Anxiety starts and is held deeply in the old reptilian part of the brain, which means that we shouldn’t overestimate the ability of the modern cerebral cortex to use rational thought and command the rest of the brain to simply turn the anxiety off. That doesn’t work in corporate decision-making any more than it does for individual people. But, just as with individual experience, the simple act of noticing — when the cortex can observe that the deep state of anxiety is present, put a name to it, and acknowledge that it is in fact happening right now, rather than just being caught up in it — can make a difference. 

So, in those situations, the first thing to try is to take a pause, watch, listen, and note the experience.

  • Ask yourself: do I feel anxious with this decision in front of me?  How do I know I’m anxious – for example, is it my stomach tightening up, my hands clenched, or something like that? Is this group feeling a mounting anxiety as we discuss the decision?  What signals am I seeing that lead me to think so — perhaps people are talking faster and faster, interrupting each other in ways they usually don’t, bouncing their legs up and down, cutting off valuable lines of inquiry as if they’re just trying to relieve the pressure, and so on. In online settings, we sometimes see this situation arise in the form of the awkward protracted silence on a Zoom call, where everyone is looking to someone else to provide some semblance of certainty to the table — when it just isn’t possible. 
  • It may sound trivial, but we’ve seen firsthand the value of a leader at exactly this kind of moment calling anxiety out for what it is in simple language and asking everyone on the team to take a step back and just be aware that anxiety is affecting their individual and group reasoning. Not a panacea by any means, but noticing and naming is almost always a surprisingly effective first step.

A second thing to try is a ‘climate time-out’.

  • Have the group take a half step back and ask of our own discussion and decision process that we are in: how much time and effort are we expending in talk about today’s weather, and how much on the climate? Different circumstances call for different mixes of course — and there are certainly crisis moments when the weather means everything, and the climate just has to get pushed off till later.

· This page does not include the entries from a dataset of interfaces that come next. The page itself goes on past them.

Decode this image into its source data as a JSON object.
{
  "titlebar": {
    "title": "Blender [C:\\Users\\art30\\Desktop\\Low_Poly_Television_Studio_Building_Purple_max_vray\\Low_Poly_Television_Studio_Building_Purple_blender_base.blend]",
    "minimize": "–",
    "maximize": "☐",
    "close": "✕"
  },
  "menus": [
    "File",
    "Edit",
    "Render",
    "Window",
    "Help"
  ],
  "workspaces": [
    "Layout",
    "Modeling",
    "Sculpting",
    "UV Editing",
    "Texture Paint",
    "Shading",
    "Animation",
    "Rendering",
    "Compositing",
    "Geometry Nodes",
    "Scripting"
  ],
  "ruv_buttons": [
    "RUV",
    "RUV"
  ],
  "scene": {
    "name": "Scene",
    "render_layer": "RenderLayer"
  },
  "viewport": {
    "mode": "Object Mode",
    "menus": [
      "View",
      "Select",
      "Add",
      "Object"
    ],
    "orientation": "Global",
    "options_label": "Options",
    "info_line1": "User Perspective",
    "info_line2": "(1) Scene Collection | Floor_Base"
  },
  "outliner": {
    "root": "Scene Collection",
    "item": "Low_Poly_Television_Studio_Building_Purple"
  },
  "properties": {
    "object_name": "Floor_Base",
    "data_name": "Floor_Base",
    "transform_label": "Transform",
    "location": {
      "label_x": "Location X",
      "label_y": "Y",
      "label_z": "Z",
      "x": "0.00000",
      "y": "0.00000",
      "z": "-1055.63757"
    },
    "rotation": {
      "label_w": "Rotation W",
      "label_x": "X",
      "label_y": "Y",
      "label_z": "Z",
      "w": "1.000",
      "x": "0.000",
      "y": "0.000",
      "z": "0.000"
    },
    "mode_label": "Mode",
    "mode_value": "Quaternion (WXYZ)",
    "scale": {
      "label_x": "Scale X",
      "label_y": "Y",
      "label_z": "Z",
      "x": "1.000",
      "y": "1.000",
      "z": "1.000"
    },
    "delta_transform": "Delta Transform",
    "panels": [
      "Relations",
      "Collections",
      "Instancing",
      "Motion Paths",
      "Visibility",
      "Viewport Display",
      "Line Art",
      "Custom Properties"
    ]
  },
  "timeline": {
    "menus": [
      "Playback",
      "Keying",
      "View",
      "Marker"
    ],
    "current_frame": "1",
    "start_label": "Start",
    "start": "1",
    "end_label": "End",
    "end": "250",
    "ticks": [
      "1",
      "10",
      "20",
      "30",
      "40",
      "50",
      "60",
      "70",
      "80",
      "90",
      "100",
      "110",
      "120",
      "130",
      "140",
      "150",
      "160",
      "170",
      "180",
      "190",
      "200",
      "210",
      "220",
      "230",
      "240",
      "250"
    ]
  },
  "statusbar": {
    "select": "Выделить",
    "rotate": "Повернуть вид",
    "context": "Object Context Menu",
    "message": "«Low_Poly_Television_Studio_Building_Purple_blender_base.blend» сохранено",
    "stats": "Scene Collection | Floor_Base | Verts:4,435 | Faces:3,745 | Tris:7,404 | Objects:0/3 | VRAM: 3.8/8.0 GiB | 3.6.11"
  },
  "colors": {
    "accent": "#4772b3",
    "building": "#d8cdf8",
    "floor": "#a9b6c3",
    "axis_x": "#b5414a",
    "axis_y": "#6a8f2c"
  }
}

The point is to make sure the decision-making group knows where it is at the moment, and assesses that it is where it wants and needs to be. You might be surprised at how often that is not the case, and how simply calling the question can work as a partial re-set.  

A third thing to try: do a thought experiment that blows up the best practice fallback. 

  • Pose the alternative hypothesis: what if our competitors and our reference groups know even less than we do, and are actually making really bad decisions right now?  What could we do to truly stand out in that context? What does our organization really stand for that is distinctive and what could we do to place that at the forefront of this difficult decision? These defining moments when collective indecision is plaguing an entire industry present valuable opportunities for organizations that are not afraid to challenge the status quo and present an alternative narrative or path forward that explains it. 

Modest Improvements Can Make a Difference

At the end of the day, organizations are susceptible to many of the same emotional biases that hinder individuals in quality decision-making. It’s not surprising that we’ve seen these challenges show up vividly in 2022, because the landscape we’re all operating on has given us plenty of reasons to be anxious. We’ve tried here to offer a few observations about what that means and what impacts it can have on decision-making, along with some modest experiments that we think can tilt the table back in favor of better decisions. 

There’s no silver bullet here, but there’s also never been a silver bullet for the cognitive biases that are the subject of so much decision hygiene research and advice — just human-scale interventions that try to make us function a little bit better that we otherwise would. When it comes to improving decision processes, crawl before you walk before you run is a reasonable objective. As with any skill, practice will lead to gradual but meaningful improvement.